Task prompt:
Would you repeat all the lines below, exactly as they stand?
─── Data under study ───
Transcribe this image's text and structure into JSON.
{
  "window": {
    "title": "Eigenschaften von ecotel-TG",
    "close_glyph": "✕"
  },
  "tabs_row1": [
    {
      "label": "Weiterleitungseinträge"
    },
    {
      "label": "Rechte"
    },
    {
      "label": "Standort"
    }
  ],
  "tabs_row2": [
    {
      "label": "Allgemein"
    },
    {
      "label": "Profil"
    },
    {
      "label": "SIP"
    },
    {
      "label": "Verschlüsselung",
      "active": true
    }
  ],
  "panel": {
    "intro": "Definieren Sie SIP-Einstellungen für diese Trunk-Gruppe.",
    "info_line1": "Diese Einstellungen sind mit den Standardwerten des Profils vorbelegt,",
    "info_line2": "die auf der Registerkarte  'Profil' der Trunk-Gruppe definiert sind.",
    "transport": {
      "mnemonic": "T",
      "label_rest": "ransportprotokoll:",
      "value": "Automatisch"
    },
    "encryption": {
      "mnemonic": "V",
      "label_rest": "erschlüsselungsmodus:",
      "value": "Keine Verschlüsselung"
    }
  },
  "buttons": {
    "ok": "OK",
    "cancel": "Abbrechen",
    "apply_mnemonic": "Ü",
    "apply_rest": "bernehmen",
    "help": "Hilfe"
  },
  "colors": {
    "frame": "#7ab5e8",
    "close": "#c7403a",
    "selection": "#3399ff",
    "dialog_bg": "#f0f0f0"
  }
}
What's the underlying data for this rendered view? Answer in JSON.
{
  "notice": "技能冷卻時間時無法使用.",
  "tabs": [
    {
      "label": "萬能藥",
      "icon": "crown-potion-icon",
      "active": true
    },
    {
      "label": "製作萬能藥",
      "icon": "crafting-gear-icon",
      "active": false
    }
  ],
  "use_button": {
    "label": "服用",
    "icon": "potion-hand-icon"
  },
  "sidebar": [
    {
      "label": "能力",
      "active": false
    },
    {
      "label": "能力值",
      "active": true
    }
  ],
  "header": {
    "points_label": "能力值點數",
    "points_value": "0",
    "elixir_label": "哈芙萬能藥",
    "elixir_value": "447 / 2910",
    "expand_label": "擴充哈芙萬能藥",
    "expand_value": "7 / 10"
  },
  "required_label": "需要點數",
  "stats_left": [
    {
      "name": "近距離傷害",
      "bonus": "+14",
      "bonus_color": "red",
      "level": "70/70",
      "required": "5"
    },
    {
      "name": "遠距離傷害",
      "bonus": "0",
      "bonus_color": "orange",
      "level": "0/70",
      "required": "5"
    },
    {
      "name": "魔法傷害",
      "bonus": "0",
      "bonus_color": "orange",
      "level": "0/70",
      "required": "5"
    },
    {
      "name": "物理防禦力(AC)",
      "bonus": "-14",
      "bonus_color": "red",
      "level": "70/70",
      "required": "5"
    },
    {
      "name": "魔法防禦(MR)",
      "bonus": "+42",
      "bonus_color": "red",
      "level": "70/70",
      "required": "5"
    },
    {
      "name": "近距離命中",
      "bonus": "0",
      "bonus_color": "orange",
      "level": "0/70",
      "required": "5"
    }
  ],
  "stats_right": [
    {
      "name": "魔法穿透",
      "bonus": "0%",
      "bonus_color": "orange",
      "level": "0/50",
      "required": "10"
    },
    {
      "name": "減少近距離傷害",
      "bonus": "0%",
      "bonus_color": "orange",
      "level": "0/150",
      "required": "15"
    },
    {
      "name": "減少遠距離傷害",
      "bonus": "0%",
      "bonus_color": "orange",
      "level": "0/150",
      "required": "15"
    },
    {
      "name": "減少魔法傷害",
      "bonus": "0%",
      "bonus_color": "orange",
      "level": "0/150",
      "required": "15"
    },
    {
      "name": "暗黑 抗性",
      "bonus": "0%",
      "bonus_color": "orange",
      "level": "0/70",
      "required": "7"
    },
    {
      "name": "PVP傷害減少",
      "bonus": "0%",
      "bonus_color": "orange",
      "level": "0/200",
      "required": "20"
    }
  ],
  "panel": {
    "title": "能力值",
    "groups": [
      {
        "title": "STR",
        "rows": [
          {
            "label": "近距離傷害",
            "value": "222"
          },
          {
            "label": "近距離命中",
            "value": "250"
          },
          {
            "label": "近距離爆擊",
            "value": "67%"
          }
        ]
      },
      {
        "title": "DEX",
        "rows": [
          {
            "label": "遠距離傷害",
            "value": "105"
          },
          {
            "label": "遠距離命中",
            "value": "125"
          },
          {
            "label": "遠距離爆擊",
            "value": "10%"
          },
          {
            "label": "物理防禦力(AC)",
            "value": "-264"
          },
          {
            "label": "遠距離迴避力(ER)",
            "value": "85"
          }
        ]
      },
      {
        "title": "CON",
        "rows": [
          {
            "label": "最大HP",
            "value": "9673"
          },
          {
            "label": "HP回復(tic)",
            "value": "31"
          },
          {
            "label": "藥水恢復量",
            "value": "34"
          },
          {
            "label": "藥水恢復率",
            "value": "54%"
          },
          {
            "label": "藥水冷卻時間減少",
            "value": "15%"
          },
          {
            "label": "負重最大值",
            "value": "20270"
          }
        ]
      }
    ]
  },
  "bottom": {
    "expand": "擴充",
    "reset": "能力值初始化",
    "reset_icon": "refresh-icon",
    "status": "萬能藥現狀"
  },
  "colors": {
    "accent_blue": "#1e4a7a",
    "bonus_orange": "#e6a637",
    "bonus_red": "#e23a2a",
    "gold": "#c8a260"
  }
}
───
Answer to this task:
Transcribe this image's text and structure into JSON.
{
  "window": {
    "title": "Eigenschaften von ecotel-TG",
    "close_glyph": "✕"
  },
  "tabs_row1": [
    {
      "label": "Weiterleitungseinträge"
    },
    {
      "label": "Rechte"
    },
    {
      "label": "Standort"
    }
  ],
  "tabs_row2": [
    {
      "label": "Allgemein"
    },
    {
      "label": "Profil"
    },
    {
      "label": "SIP"
    },
    {
      "label": "Verschlüsselung",
      "active": true
    }
  ],
  "panel": {
    "intro": "Definieren Sie SIP-Einstellungen für diese Trunk-Gruppe.",
    "info_line1": "Diese Einstellungen sind mit den Standardwerten des Profils vorbelegt,",
    "info_line2": "die auf der Registerkarte  'Profil' der Trunk-Gruppe definiert sind.",
    "transport": {
      "mnemonic": "T",
      "label_rest": "ransportprotokoll:",
      "value": "Automatisch"
    },
    "encryption": {
      "mnemonic": "V",
      "label_rest": "erschlüsselungsmodus:",
      "value": "Keine Verschlüsselung"
    }
  },
  "buttons": {
    "ok": "OK",
    "cancel": "Abbrechen",
    "apply_mnemonic": "Ü",
    "apply_rest": "bernehmen",
    "help": "Hilfe"
  },
  "colors": {
    "frame": "#7ab5e8",
    "close": "#c7403a",
    "selection": "#3399ff",
    "dialog_bg": "#f0f0f0"
  }
}
What's the underlying data for this rendered view? Answer in JSON.
{
  "notice": "技能冷卻時間時無法使用.",
  "tabs": [
    {
      "label": "萬能藥",
      "icon": "crown-potion-icon",
      "active": true
    },
    {
      "label": "製作萬能藥",
      "icon": "crafting-gear-icon",
      "active": false
    }
  ],
  "use_button": {
    "label": "服用",
    "icon": "potion-hand-icon"
  },
  "sidebar": [
    {
      "label": "能力",
      "active": false
    },
    {
      "label": "能力值",
      "active": true
    }
  ],
  "header": {
    "points_label": "能力值點數",
    "points_value": "0",
    "elixir_label": "哈芙萬能藥",
    "elixir_value": "447 / 2910",
    "expand_label": "擴充哈芙萬能藥",
    "expand_value": "7 / 10"
  },
  "required_label": "需要點數",
  "stats_left": [
    {
      "name": "近距離傷害",
      "bonus": "+14",
      "bonus_color": "red",
      "level": "70/70",
      "required": "5"
    },
    {
      "name": "遠距離傷害",
      "bonus": "0",
      "bonus_color": "orange",
      "level": "0/70",
      "required": "5"
    },
    {
      "name": "魔法傷害",
      "bonus": "0",
      "bonus_color": "orange",
      "level": "0/70",
      "required": "5"
    },
    {
      "name": "物理防禦力(AC)",
      "bonus": "-14",
      "bonus_color": "red",
      "level": "70/70",
      "required": "5"
    },
    {
      "name": "魔法防禦(MR)",
      "bonus": "+42",
      "bonus_color": "red",
      "level": "70/70",
      "required": "5"
    },
    {
      "name": "近距離命中",
      "bonus": "0",
      "bonus_color": "orange",
      "level": "0/70",
      "required": "5"
    }
  ],
  "stats_right": [
    {
      "name": "魔法穿透",
      "bonus": "0%",
      "bonus_color": "orange",
      "level": "0/50",
      "required": "10"
    },
    {
      "name": "減少近距離傷害",
      "bonus": "0%",
      "bonus_color": "orange",
      "level": "0/150",
      "required": "15"
    },
    {
      "name": "減少遠距離傷害",
      "bonus": "0%",
      "bonus_color": "orange",
      "level": "0/150",
      "required": "15"
    },
    {
      "name": "減少魔法傷害",
      "bonus": "0%",
      "bonus_color": "orange",
      "level": "0/150",
      "required": "15"
    },
    {
      "name": "暗黑 抗性",
      "bonus": "0%",
      "bonus_color": "orange",
      "level": "0/70",
      "required": "7"
    },
    {
      "name": "PVP傷害減少",
      "bonus": "0%",
      "bonus_color": "orange",
      "level": "0/200",
      "required": "20"
    }
  ],
  "panel": {
    "title": "能力值",
    "groups": [
      {
        "title": "STR",
        "rows": [
          {
            "label": "近距離傷害",
            "value": "222"
          },
          {
            "label": "近距離命中",
            "value": "250"
          },
          {
            "label": "近距離爆擊",
            "value": "67%"
          }
        ]
      },
      {
        "title": "DEX",
        "rows": [
          {
            "label": "遠距離傷害",
            "value": "105"
          },
          {
            "label": "遠距離命中",
            "value": "125"
          },
          {
            "label": "遠距離爆擊",
            "value": "10%"
          },
          {
            "label": "物理防禦力(AC)",
            "value": "-264"
          },
          {
            "label": "遠距離迴避力(ER)",
            "value": "85"
          }
        ]
      },
      {
        "title": "CON",
        "rows": [
          {
            "label": "最大HP",
            "value": "9673"
          },
          {
            "label": "HP回復(tic)",
            "value": "31"
          },
          {
            "label": "藥水恢復量",
            "value": "34"
          },
          {
            "label": "藥水恢復率",
            "value": "54%"
          },
          {
            "label": "藥水冷卻時間減少",
            "value": "15%"
          },
          {
            "label": "負重最大值",
            "value": "20270"
          }
        ]
      }
    ]
  },
  "bottom": {
    "expand": "擴充",
    "reset": "能力值初始化",
    "reset_icon": "refresh-icon",
    "status": "萬能藥現狀"
  },
  "colors": {
    "accent_blue": "#1e4a7a",
    "bonus_orange": "#e6a637",
    "bonus_red": "#e23a2a",
    "gold": "#c8a260"
  }
}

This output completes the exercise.